So why don't just generalize to multi-dimensions? Because some things are not defined in multivariate distributions. For example, there does not exist an order (which does for the 1-dimensional case, you can sort them by their value). That's why comparing multidimensional distributions gets quite tricky.

One of the best answers would be to use machine learning: train a classifier on your data and on your null-hypothesis. Use a good classifier, the better the classifier performs (CV) on the data, the more different they are.

There are also other test outside, more statistically "approved" ones ;) But they are not a direct counter-part to their 1-dimensional smaller brother and it may even is better to use a completely, for multivariate analysis "created" test instead of a generalized 1-dimensional test.

So find out what you really need, it also depends strongly on your data and the problem you are tackling.

• Why do you think that my approach is incorrect. I don't understand it from Your answer. – zlon Feb 11 '17 at 21:47
• I don't say your answer is wrong. But I wanted to highlight that the comparison of a multivariate distribution versus the comparison of a one dimensional distribution cannot, in general, be done straight forward but adds some additional implications.

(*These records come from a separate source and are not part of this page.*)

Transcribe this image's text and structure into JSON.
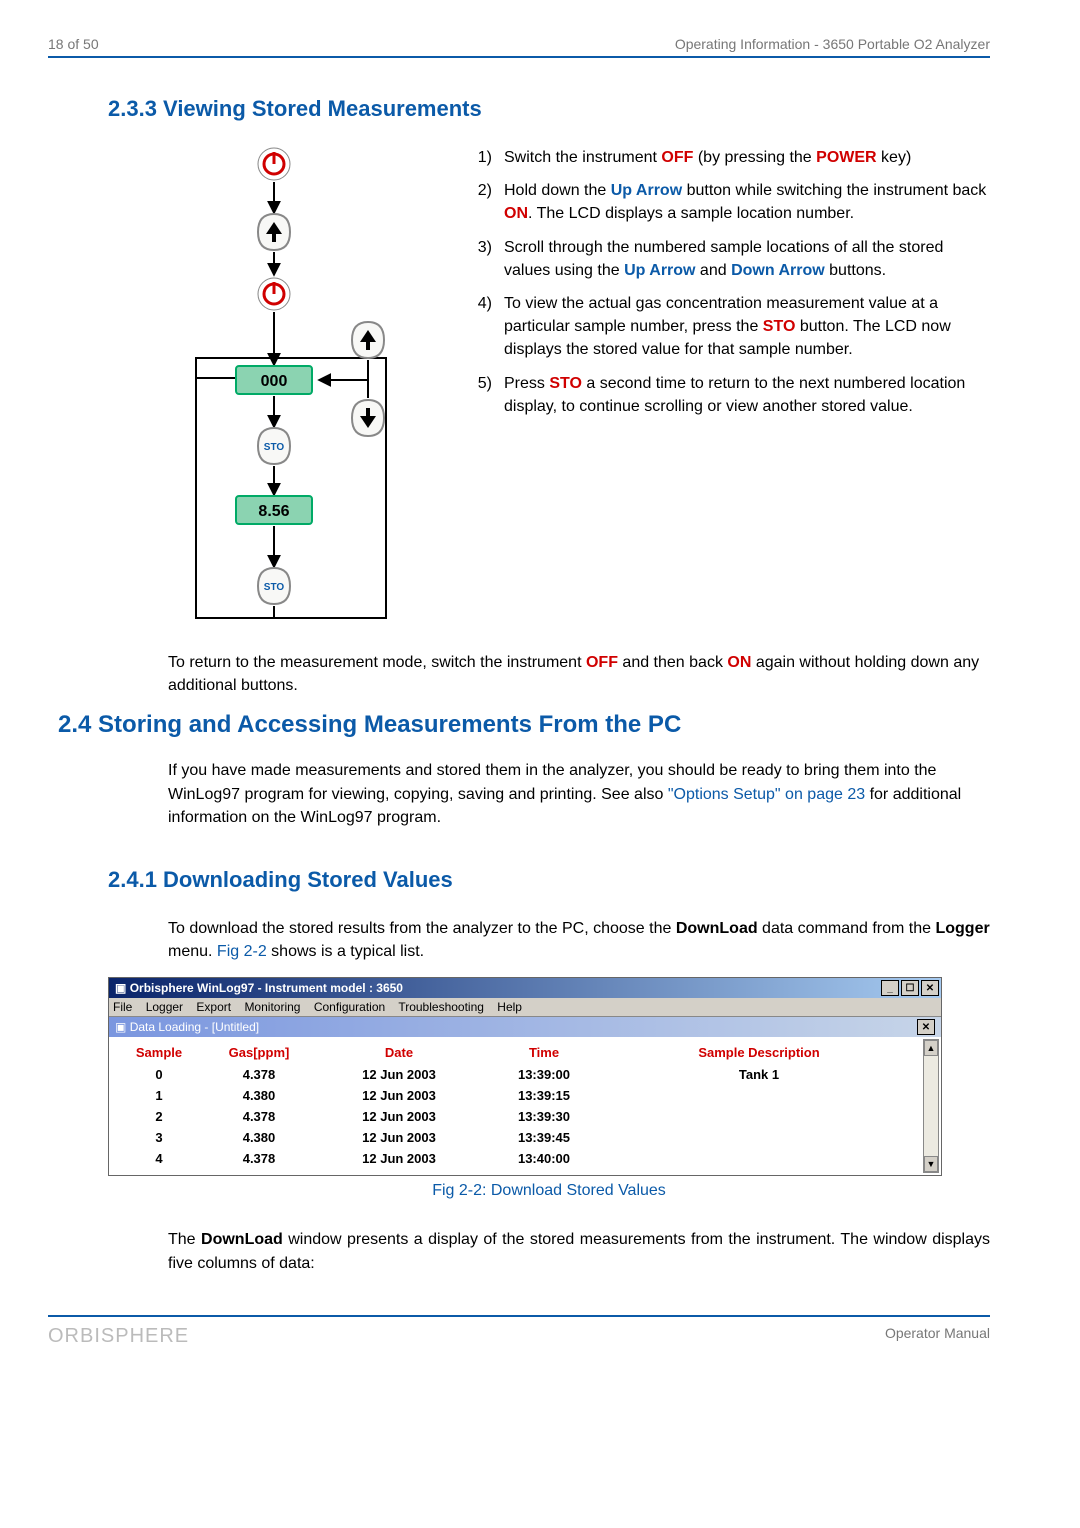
{
  "header": {
    "left": "18 of 50",
    "right": "Operating Information - 3650 Portable O2 Analyzer"
  },
  "footer": {
    "left": "ORBISPHERE",
    "right": "Operator Manual"
  },
  "section_233_title": "2.3.3 Viewing Stored Measurements",
  "section_24_title": "2.4  Storing and Accessing Measurements From the PC",
  "section_241_title": "2.4.1 Downloading Stored Values",
  "diagram": {
    "counter_label": "000",
    "value_label": "8.56",
    "sto_label": "STO"
  },
  "steps": [
    {
      "num": "1)",
      "plain": [
        "Switch the instrument ",
        " (by pressing the ",
        " key)"
      ],
      "em": [
        "OFF",
        "POWER"
      ]
    },
    {
      "num": "2)",
      "t": "Hold down the ",
      "b1": "Up Arrow",
      "t2": " button while switching the instrument back ",
      "r": "ON",
      "t3": ". The LCD displays a sample location number."
    },
    {
      "num": "3)",
      "t": "Scroll through the numbered sample locations of all the stored values using the ",
      "b1": "Up Arrow",
      "t2": " and ",
      "b2": "Down Arrow",
      "t3": " buttons."
    },
    {
      "num": "4)",
      "t": "To view the actual gas concentration measurement value at a particular sample number, press the ",
      "r": "STO",
      "t2": " button. The LCD now displays the stored value for that sample number."
    },
    {
      "num": "5)",
      "t": "Press ",
      "r": "STO",
      "t2": " a second time to return to the next numbered location display, to continue scrolling or view another stored value."
    }
  ],
  "return_para": {
    "p1": "To return to the measurement mode, switch the instrument ",
    "off": "OFF",
    "p2": " and then back ",
    "on": "ON",
    "p3": " again without holding down any additional buttons."
  },
  "pc_intro": {
    "t": "If you have made measurements and stored them in the analyzer, you should be ready to bring them into the WinLog97 program for viewing, copying, saving and printing. See also ",
    "link": "\"Options Setup\" on page 23",
    "t2": " for additional information on the WinLog97 program."
  },
  "download_para": {
    "t1": "To download the stored results from the analyzer to the PC, choose the ",
    "b": "DownLoad",
    "t2": " data command from the ",
    "b2": "Logger",
    "t3": " menu. ",
    "link": "Fig 2-2",
    "t4": " shows is a typical list."
  },
  "app": {
    "title": "Orbisphere WinLog97 - Instrument model : 3650",
    "menu": [
      "File",
      "Logger",
      "Export",
      "Monitoring",
      "Configuration",
      "Troubleshooting",
      "Help"
    ],
    "childTitle": "Data Loading - [Untitled]",
    "columns": [
      "Sample",
      "Gas[ppm]",
      "Date",
      "Time",
      "Sample Description"
    ],
    "rows": [
      {
        "sample": "0",
        "gas": "4.378",
        "date": "12 Jun 2003",
        "time": "13:39:00",
        "desc": "Tank 1"
      },
      {
        "sample": "1",
        "gas": "4.380",
        "date": "12 Jun 2003",
        "time": "13:39:15",
        "desc": ""
      },
      {
        "sample": "2",
        "gas": "4.378",
        "date": "12 Jun 2003",
        "time": "13:39:30",
        "desc": ""
      },
      {
        "sample": "3",
        "gas": "4.380",
        "date": "12 Jun 2003",
        "time": "13:39:45",
        "desc": ""
      },
      {
        "sample": "4",
        "gas": "4.378",
        "date": "12 Jun 2003",
        "time": "13:40:00",
        "desc": ""
      }
    ]
  },
  "fig_caption": "Fig 2-2: Download Stored Values",
  "outro": {
    "t1": "The ",
    "b": "DownLoad",
    "t2": " window presents a display of the stored measurements from the instrument. The window displays five columns of data:"
  },
  "chart_data": {
    "type": "table",
    "title": "Download Stored Values",
    "columns": [
      "Sample",
      "Gas[ppm]",
      "Date",
      "Time",
      "Sample Description"
    ],
    "rows": [
      [
        0,
        4.378,
        "12 Jun 2003",
        "13:39:00",
        "Tank 1"
      ],
      [
        1,
        4.38,
        "12 Jun 2003",
        "13:39:15",
        ""
      ],
      [
        2,
        4.378,
        "12 Jun 2003",
        "13:39:30",
        ""
      ],
      [
        3,
        4.38,
        "12 Jun 2003",
        "13:39:45",
        ""
      ],
      [
        4,
        4.378,
        "12 Jun 2003",
        "13:40:00",
        ""
      ]
    ]
  }
}
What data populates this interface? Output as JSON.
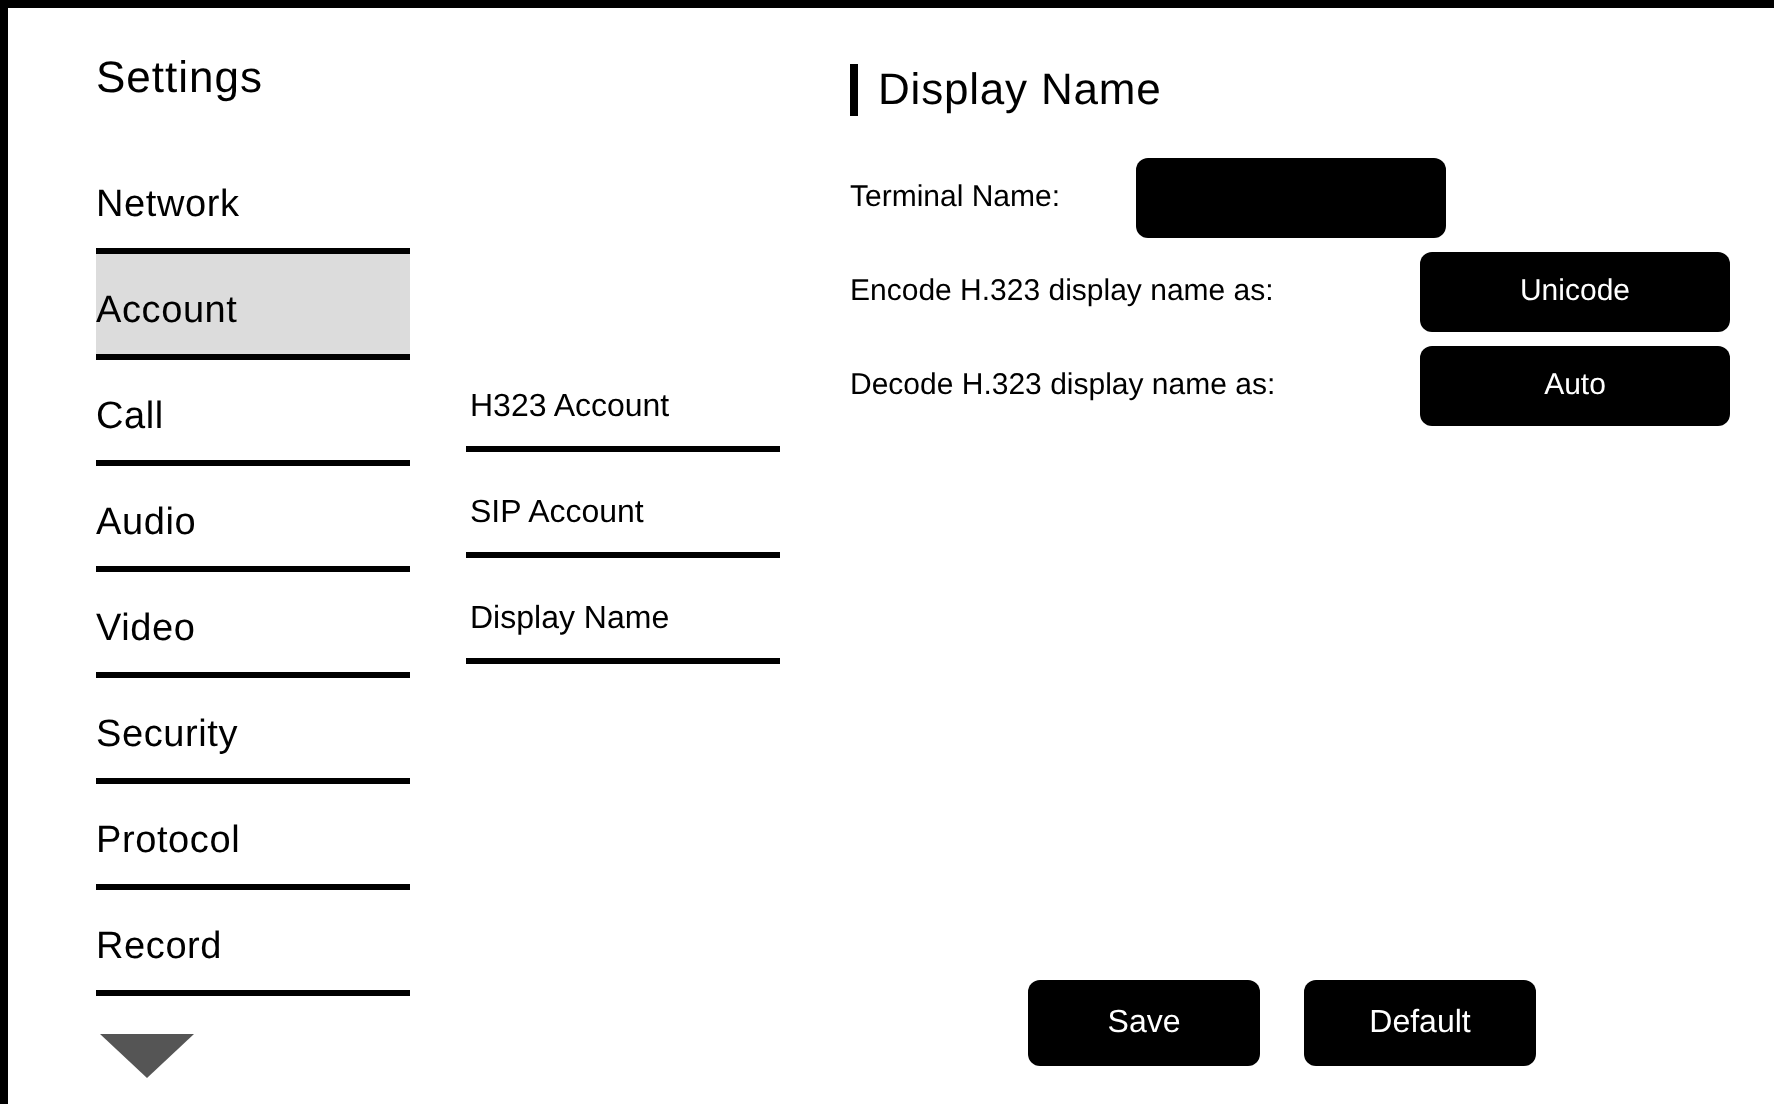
{
  "sidebar": {
    "title": "Settings",
    "items": [
      {
        "label": "Network",
        "selected": false
      },
      {
        "label": "Account",
        "selected": true
      },
      {
        "label": "Call",
        "selected": false
      },
      {
        "label": "Audio",
        "selected": false
      },
      {
        "label": "Video",
        "selected": false
      },
      {
        "label": "Security",
        "selected": false
      },
      {
        "label": "Protocol",
        "selected": false
      },
      {
        "label": "Record",
        "selected": false
      }
    ]
  },
  "submenu": {
    "items": [
      "H323 Account",
      "SIP Account",
      "Display Name"
    ]
  },
  "panel": {
    "title": "Display Name",
    "fields": [
      {
        "kind": "text",
        "label": "Terminal Name:"
      },
      {
        "kind": "dropdown",
        "label": "Encode H.323 display name as:",
        "value": "Unicode"
      },
      {
        "kind": "dropdown",
        "label": "Decode H.323 display name as:",
        "value": "Auto"
      }
    ]
  },
  "buttons": [
    "Save",
    "Default"
  ]
}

He has to be aware of that. – Mayou36 Feb 14 '17 at 13:05